Fallen soldier ever present at track and field meet
10th anniversary of Mark Graham Memorial Track and Field Meet
If pictures are worth a thousand words, Dan Clark doesn’t have to say much to describe Mark Graham to the athletes who did not know him.
Clark, who is the president of the 91st Highlanders Athletic Association and coached Graham at Sir Allan MacNab when the teen was tearing up Ontario tracks, is the meet director of the Mark Graham Memorial Track and Field Meet that turns 10 this week.
The 2017 edition, at which the $1,000 Mark Graham Memorial Scholarship will be presented to an athlete headed to university next year, runs at Mohawk Sports Complex from 9:30 a.m. to 4 p.m. on Thursday.
“I always take two pictures of Mark to the meet to show the kids,” Clark says. “One in his service dress uniform, and one of him in grade 11 or 12 walking down the track after a race. It’s an amazing shot. He always pulled the straps down from his bodysuit after he ran. You can see every muscle.
“The kids all go, ‘Oh, my God!’ They might not remember him, but word of mouth spreads it. Mark was a specimen, no doubt about it. He was so developed. A picture-perfect body for running. He was perfect for the 400.”
The 400 metres was Graham’s race. While at MacNab he won five OFSAA gold medals, four of them over 400 metres. He ran a terrific leg for Canada’s 4 x 400 metre relay team at the 1992 Olympics in Barcelona.
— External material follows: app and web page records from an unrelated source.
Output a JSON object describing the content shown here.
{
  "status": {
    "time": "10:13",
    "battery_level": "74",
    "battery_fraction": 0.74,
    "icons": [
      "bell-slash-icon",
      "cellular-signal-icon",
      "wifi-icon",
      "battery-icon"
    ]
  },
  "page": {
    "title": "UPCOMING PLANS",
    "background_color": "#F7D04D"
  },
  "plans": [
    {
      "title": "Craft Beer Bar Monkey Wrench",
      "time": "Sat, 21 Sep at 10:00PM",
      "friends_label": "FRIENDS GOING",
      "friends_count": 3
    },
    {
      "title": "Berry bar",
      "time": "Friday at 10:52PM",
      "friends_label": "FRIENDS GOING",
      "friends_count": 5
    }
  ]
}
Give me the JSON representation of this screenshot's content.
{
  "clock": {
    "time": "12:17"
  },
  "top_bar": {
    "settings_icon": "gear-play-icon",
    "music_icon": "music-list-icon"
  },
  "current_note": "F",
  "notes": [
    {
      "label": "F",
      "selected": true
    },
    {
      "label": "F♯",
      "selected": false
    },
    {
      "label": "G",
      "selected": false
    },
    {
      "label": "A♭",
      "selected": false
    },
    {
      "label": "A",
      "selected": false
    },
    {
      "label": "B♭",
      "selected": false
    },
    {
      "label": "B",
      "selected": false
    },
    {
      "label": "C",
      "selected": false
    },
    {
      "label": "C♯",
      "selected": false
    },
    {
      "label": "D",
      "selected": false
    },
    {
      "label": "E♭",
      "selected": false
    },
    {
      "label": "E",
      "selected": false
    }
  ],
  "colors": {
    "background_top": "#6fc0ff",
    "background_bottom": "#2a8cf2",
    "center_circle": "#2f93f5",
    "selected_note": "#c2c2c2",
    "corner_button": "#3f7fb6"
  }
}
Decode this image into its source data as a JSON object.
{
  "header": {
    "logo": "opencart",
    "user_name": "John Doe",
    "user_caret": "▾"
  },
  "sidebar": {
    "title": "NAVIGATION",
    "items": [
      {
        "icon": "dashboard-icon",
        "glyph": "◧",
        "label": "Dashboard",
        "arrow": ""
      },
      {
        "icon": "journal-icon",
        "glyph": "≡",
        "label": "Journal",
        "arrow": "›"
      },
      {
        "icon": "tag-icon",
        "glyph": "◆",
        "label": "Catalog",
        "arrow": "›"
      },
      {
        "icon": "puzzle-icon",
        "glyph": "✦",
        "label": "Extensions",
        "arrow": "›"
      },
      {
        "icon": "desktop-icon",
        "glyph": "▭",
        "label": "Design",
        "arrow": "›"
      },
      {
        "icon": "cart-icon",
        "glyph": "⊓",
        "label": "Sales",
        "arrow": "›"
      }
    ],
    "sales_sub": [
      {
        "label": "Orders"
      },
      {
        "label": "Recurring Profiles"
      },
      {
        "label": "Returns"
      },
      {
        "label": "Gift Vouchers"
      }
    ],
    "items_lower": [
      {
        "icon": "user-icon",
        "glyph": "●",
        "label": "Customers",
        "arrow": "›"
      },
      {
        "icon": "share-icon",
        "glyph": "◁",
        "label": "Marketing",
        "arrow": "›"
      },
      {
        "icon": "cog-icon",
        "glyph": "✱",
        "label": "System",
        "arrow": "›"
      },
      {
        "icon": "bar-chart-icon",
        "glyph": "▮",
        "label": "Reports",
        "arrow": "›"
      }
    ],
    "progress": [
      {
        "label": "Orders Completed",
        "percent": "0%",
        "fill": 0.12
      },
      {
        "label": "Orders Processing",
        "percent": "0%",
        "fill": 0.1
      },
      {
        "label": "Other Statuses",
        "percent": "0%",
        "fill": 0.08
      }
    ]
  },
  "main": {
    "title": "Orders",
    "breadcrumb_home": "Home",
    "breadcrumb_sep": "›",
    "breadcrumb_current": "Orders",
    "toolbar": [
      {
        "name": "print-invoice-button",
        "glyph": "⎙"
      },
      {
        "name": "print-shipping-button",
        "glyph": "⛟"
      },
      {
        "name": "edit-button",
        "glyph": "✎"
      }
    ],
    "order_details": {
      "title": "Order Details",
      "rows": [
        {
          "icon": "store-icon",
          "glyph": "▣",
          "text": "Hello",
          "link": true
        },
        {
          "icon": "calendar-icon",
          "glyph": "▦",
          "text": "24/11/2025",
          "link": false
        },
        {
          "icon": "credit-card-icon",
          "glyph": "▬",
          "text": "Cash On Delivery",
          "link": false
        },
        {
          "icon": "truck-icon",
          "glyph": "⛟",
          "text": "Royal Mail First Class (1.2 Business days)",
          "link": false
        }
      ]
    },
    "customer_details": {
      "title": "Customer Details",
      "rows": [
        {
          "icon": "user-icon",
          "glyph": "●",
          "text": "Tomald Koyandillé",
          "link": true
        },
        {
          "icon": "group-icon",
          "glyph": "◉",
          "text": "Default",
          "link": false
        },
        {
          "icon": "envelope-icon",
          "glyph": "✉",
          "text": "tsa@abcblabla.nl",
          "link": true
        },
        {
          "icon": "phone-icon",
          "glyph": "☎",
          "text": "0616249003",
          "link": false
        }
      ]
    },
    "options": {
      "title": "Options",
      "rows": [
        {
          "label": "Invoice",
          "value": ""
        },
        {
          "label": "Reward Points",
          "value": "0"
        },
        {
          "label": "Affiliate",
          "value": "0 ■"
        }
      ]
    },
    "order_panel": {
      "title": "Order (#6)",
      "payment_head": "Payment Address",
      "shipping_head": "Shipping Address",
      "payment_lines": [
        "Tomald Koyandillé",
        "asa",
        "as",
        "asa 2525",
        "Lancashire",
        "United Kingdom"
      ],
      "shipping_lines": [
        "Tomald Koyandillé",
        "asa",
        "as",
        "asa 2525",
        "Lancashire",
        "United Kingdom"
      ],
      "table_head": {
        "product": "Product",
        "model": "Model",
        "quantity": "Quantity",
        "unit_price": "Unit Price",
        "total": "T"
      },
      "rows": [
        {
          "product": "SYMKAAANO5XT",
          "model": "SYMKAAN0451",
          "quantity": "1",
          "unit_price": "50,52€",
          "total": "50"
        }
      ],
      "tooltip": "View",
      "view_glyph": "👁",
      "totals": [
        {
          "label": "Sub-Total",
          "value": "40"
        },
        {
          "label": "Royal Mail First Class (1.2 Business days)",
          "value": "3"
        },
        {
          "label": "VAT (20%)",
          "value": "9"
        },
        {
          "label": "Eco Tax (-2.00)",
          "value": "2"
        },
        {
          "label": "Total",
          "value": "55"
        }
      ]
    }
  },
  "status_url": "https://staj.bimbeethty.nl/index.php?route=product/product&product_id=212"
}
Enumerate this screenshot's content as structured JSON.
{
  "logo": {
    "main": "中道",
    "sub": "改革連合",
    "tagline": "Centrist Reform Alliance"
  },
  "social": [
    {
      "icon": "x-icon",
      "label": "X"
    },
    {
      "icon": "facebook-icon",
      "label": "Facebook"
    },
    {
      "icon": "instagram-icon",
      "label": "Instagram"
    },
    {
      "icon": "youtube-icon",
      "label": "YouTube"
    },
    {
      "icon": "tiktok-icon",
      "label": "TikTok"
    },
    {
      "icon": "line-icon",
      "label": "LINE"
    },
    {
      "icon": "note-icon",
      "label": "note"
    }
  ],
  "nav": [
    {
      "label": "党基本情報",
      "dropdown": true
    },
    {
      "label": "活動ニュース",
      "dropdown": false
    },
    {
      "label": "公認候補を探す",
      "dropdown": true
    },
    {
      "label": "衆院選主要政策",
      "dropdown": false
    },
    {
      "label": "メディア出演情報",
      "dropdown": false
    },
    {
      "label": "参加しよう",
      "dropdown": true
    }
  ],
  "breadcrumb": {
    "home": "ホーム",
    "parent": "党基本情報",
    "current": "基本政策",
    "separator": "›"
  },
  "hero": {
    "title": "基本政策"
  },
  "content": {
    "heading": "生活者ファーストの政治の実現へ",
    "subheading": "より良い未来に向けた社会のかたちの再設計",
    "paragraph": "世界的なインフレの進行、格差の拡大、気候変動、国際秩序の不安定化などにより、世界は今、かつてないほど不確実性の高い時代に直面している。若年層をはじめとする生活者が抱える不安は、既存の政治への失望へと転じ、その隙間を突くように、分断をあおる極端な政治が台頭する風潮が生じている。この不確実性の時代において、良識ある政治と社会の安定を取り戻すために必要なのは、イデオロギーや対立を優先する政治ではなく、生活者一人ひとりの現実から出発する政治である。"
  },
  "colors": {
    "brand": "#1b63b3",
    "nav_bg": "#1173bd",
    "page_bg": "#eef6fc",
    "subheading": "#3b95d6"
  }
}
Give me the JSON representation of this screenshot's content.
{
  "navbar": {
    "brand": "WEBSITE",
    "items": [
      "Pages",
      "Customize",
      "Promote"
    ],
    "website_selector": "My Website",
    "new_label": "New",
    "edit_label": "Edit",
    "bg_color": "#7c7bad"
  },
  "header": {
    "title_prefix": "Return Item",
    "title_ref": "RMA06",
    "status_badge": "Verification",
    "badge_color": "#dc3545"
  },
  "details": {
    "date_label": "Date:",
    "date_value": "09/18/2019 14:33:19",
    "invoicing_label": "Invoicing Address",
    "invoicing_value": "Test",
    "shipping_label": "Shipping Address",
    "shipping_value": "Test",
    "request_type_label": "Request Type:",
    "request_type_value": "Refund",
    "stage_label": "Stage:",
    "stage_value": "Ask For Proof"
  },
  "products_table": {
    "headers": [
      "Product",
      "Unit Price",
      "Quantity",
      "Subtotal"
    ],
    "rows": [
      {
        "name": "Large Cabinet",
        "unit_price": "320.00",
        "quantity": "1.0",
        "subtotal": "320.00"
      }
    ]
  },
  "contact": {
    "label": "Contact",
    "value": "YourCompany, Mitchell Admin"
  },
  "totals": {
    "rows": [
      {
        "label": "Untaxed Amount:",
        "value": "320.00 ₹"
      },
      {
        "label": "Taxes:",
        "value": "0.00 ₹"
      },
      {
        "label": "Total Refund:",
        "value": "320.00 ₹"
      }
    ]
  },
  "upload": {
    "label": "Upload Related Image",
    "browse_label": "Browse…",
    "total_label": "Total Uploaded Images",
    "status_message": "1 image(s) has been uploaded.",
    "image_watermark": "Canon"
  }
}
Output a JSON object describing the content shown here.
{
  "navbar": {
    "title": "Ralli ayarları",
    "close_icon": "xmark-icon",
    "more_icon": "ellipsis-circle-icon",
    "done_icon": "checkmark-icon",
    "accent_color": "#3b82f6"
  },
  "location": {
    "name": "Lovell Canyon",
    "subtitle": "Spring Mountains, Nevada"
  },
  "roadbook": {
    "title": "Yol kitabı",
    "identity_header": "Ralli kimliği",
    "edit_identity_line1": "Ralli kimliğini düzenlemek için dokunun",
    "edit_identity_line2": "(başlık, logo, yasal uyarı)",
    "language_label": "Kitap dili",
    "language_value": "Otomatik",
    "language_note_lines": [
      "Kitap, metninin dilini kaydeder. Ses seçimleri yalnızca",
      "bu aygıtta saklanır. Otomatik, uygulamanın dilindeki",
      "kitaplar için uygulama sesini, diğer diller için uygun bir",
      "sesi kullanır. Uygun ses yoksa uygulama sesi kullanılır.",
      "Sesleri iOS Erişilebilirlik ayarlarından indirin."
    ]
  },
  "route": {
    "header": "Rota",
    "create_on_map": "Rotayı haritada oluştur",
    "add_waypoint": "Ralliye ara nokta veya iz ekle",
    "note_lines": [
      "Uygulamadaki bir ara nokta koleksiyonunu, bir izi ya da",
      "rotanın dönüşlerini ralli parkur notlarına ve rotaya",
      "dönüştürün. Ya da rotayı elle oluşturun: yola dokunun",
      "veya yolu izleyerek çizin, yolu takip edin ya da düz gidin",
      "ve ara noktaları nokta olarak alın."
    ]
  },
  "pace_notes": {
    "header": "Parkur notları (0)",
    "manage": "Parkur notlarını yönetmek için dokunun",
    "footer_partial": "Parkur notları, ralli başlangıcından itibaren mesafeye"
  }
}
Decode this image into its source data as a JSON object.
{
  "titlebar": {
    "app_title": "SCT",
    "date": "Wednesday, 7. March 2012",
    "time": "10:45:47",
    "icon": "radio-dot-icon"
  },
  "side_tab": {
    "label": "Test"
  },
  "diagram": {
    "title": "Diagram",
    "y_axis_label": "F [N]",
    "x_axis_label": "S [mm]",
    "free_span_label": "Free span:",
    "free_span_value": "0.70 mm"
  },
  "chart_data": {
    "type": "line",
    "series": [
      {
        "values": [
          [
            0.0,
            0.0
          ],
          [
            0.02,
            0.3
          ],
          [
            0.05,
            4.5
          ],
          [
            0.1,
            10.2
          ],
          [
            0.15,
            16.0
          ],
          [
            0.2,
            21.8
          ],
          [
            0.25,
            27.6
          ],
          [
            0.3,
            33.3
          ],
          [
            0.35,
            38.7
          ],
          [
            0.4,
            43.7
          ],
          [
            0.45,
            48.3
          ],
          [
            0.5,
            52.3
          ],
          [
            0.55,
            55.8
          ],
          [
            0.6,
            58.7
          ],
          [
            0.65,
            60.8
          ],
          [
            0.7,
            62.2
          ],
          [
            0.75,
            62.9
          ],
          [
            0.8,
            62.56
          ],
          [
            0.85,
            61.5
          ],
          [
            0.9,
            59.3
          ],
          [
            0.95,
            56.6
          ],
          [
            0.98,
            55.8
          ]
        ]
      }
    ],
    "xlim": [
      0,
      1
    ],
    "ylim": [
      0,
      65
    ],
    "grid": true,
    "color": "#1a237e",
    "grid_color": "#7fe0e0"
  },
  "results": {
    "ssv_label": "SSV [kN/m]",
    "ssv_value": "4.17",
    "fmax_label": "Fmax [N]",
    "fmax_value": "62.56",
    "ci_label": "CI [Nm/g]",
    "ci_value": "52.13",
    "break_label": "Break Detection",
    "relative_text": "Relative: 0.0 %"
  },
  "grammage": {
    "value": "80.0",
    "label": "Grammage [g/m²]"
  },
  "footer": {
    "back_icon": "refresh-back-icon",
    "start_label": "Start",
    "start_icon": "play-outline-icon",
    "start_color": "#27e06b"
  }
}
And the boys’ and girls’ invitational 400 metres are the signature events of every Mark Graham Memorial meet.
Graham, who went to university at Nebraska and Kent State on track scholarships and later entered the military, was killed at the age of 33 on Sept. 4, 2006, in Afghanistan, when two American aircraft, mistaking his platoon for Taliban insurgents, fired on them.
The students and staff of MacNab organized a track meet in his honour, and the first year there were “300 to 400” participants. The 91st Highlanders came on board to help and on Thursday there will be as many as 1,400 participants. Maybe more.
“We knew we had to find a way to keep his name alive and part of the track scene,” Clark says.
“To be honest, when it got as far as the second and third year, I was pleasantly surprised,” says Albert Graham, Mark’s father. “But 10 years? That’s great.
“It’s an excellent meet. Over the years I’ve seen so many great young athletes. So many of the young people don’t remember Mark, and when they ask the question, ‘What was he like?’ It makes me feel good.”
Clark, who kept in touch with his former star long after he left MacNab, says Graham was always smiling “and he had a great attitude.”
Part of Graham’s personality is built right into the meet. There are no official entries, and athletes are encouraged to take part in any event that attracts them. Even, and especially, one they haven’t tried before.
In last year’s meet 105 racers ran the midget girls’ 100 metres.
“We open it right up,” Clark explains. “Mark would have said, ‘Let everyone do what they want.’”
The only limited races are the Mark Graham 400 metre invitational races, one for boys, one for girls.
Last year, the eventual Nos. 1, 2 and 4 finishers in the OFSAA senior girls’ 400 competed at the Mark Graham meet.
And this year, Clark has asked another rising Hamilton sprint star, Westdale’s Miles Misener Daly, to run his first competitive 400.
In full 400-metre flight, Graham “was a treat to watch,” said Clark.
“It was a relaxed style with power. He had a very easy way of running. I don’t want to make a comparison at all, but think of (Alberto) Juantorena, the great Cuban 800-metre runner. Well, there’s Mark, but in the 400.”
Graham’s parents, Linda Learn and Albert Graham, have over the years spent time with many young track and field athletes at the meet named in honour of their son.
“A fewer older ones say: ‘Your son motivated me when I was in Grade 3,’” Albert Graham says. “It makes us feel good.
“When we watch the races, there might be one or two who remind us of the way Mark used to run. It brings back good memories, and then it brings back, ‘Oh he’s not here.’
“I think he should be here at this meet, just to see what people think of him.”
Graham, showing the power and form that made him an Olympian, in a May 1991 file photo competing for MacNab.
Mark Graham was killed by friendly fire in Afghanistan in 2006.